Tip of the Week


With the right precautionary steps, your home can be safe and secure. To start, go through your home with this fire safety checklist.


- Check smoke detectors to make sure they're working properly and that batteries have full power. There should be at least one smoke alarm on each floor of your house.


- Consider investing in residential fire sprinklers. If your home already has them, make sure that they are inspected by trained professionals on a regular basis.


- Make a list of emergency fire, police and medical phone numbers and keep it near your house phone. You could also program the numbers into the cell phones of adult family members in case you have to leave the house before placing the call. Teach children how to call for help in case of an emergency.


- Make sure that your house number is clearly visible from at least 20 feet away. If trees or bushes are obscuring the house number, trim the foliage back.


- Keep flammable liquids away from heating sources. Store them in a cool location away from paper products and cloth materials.


- ARA


Family Screening Room


“Red”


Rated: PG-13 (for intense sequences of action violence and brief strong language)


Length: 111 minutes


Synopsis: When his idyllic life is threatened by a high-tech assassin, former black-ops agent Frank Moses reassembles his old team in a last ditch effort to survive.


Violence/scary rating: 4


Sexual-content rating: 2


Profanity rating: 3.5


Drugs/alcohol rating: 4

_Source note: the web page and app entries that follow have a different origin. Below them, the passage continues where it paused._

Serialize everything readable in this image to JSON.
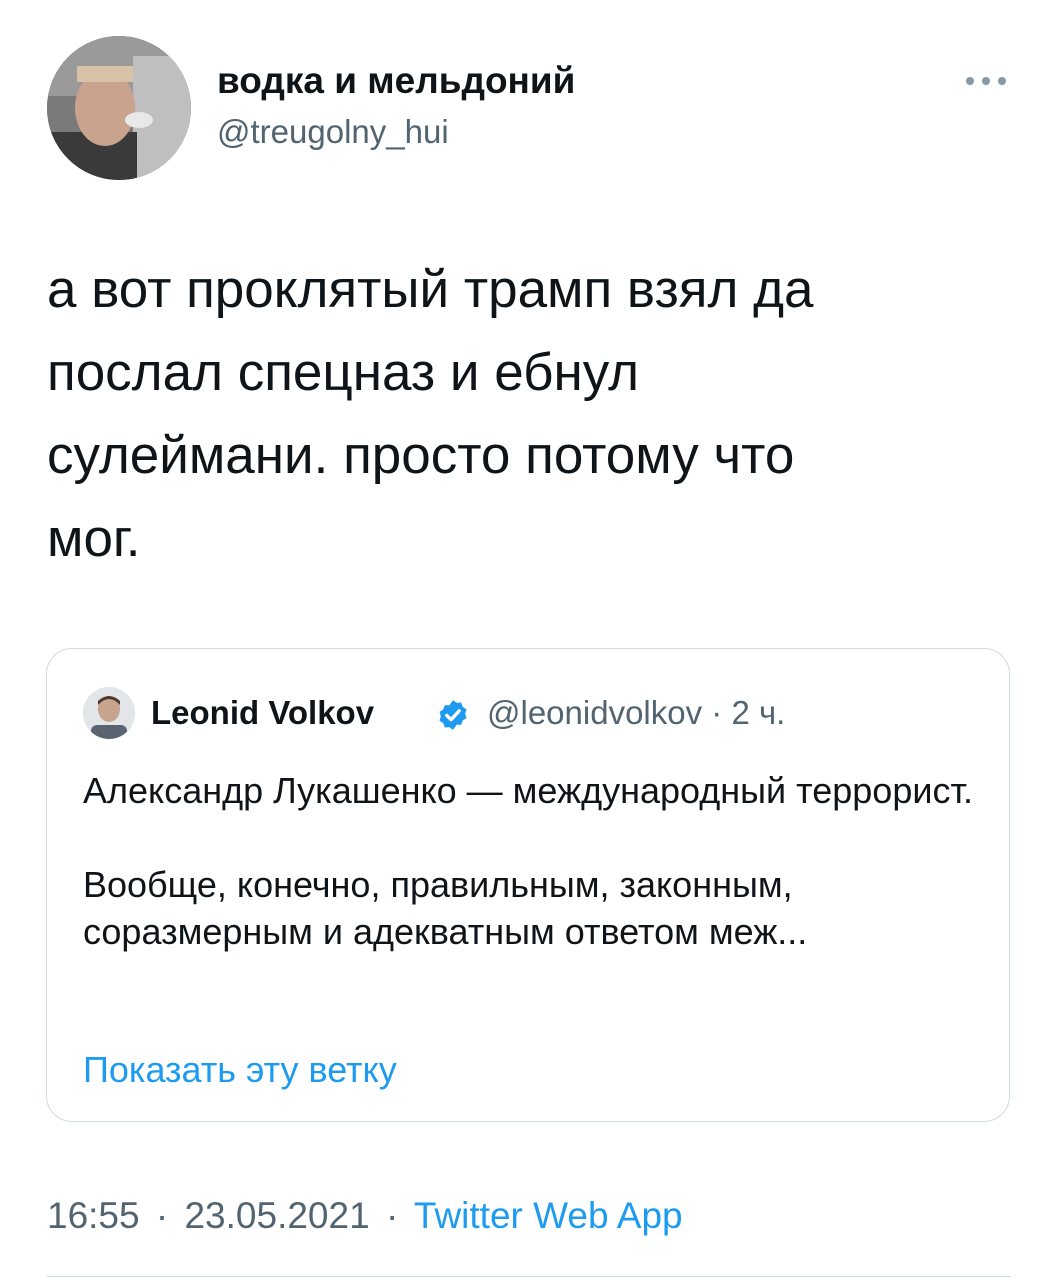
{
  "tweet": {
    "author": {
      "display_name": "водка и мельдоний",
      "handle": "@treugolny_hui",
      "avatar_icon": "avatar-photo"
    },
    "more_icon": "more-horizontal-icon",
    "text": "а вот проклятый трамп взял да\nпослал спецназ и ебнул\nсулеймани. просто потому что\nмог.",
    "quote": {
      "author": {
        "display_name": "Leonid Volkov",
        "handle": "@leonidvolkov",
        "time": "2 ч.",
        "verified_icon": "verified-badge-icon"
      },
      "text_p1": "Александр Лукашенко — международный террорист.",
      "text_p2": "Вообще, конечно, правильным, законным, соразмерным и адекватным ответом меж...",
      "show_thread": "Показать эту ветку"
    },
    "footer": {
      "time": "16:55",
      "date": "23.05.2021",
      "separator": "·",
      "source": "Twitter Web App"
    }
  },
  "colors": {
    "text": "#0f1419",
    "secondary": "#536471",
    "accent": "#1d9bf0",
    "border": "#cfd9de"
  }
}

Family Time rating: 4. One of the plot points is drug-related, and the violence is pretty high, so this is a movie for teens and up only.


(Ratings are judged on a five-point scale, with 5 being “bad for kids” and 1 being “fine for kids.”)


Book Report


“Nightmare at the Book Fair,” by Dan Gutman


Ages: 8-12


Pages: 230


Synopsis: Trip Dinkleman hates to read. All he wants to do is play lacrosse. So when the president of the PTA asks Trip to help her out on his way to tryouts, he is not happy. He is even more not happy when a stack of books tumbles onto his head and knocks him out cold. And he is even more not happy when he wakes up and has absolutely no idea where he is. Now all he wants to do is get home. But after encountering a haunted house, aliens, talking animals, and much, much more, he realizes getting home might be just a little bit harder to do than he thought.


Did You Know


According to a study by the Johns Hopkins Center for Injury Research and Policy, all-terrain vehicle accidents among children younger than 18 increased 150 percent from 1997 to 2006.


GateHouse News Service